- [Work request] The reply has to contain each record exactly as written.

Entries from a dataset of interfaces
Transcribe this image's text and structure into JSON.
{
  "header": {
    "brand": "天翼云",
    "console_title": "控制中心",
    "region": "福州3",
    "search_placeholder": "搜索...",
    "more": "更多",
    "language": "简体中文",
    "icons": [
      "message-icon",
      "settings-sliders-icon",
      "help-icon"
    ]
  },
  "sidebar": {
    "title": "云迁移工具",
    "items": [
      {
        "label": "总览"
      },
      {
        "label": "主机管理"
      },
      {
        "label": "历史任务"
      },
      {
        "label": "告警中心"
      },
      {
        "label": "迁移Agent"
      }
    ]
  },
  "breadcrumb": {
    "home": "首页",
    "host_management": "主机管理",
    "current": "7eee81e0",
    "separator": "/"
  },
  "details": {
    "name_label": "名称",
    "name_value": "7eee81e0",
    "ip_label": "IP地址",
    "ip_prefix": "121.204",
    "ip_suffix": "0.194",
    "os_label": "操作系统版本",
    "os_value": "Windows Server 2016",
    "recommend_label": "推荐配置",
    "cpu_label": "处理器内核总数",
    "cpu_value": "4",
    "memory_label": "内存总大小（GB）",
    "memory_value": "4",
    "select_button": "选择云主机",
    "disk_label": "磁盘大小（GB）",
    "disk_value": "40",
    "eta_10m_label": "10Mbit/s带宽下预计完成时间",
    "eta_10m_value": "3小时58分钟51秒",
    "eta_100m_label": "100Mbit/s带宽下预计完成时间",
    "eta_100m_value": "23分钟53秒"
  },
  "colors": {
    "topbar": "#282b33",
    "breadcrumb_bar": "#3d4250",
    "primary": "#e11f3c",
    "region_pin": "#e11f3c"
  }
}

- [Answer to the problem]
Transcribe this image's text and structure into JSON.
{
  "header": {
    "brand": "天翼云",
    "console_title": "控制中心",
    "region": "福州3",
    "search_placeholder": "搜索...",
    "more": "更多",
    "language": "简体中文",
    "icons": [
      "message-icon",
      "settings-sliders-icon",
      "help-icon"
    ]
  },
  "sidebar": {
    "title": "云迁移工具",
    "items": [
      {
        "label": "总览"
      },
      {
        "label": "主机管理"
      },
      {
        "label": "历史任务"
      },
      {
        "label": "告警中心"
      },
      {
        "label": "迁移Agent"
      }
    ]
  },
  "breadcrumb": {
    "home": "首页",
    "host_management": "主机管理",
    "current": "7eee81e0",
    "separator": "/"
  },
  "details": {
    "name_label": "名称",
    "name_value": "7eee81e0",
    "ip_label": "IP地址",
    "ip_prefix": "121.204",
    "ip_suffix": "0.194",
    "os_label": "操作系统版本",
    "os_value": "Windows Server 2016",
    "recommend_label": "推荐配置",
    "cpu_label": "处理器内核总数",
    "cpu_value": "4",
    "memory_label": "内存总大小（GB）",
    "memory_value": "4",
    "select_button": "选择云主机",
    "disk_label": "磁盘大小（GB）",
    "disk_value": "40",
    "eta_10m_label": "10Mbit/s带宽下预计完成时间",
    "eta_10m_value": "3小时58分钟51秒",
    "eta_100m_label": "100Mbit/s带宽下预计完成时间",
    "eta_100m_value": "23分钟53秒"
  },
  "colors": {
    "topbar": "#282b33",
    "breadcrumb_bar": "#3d4250",
    "primary": "#e11f3c",
    "region_pin": "#e11f3c"
  }
}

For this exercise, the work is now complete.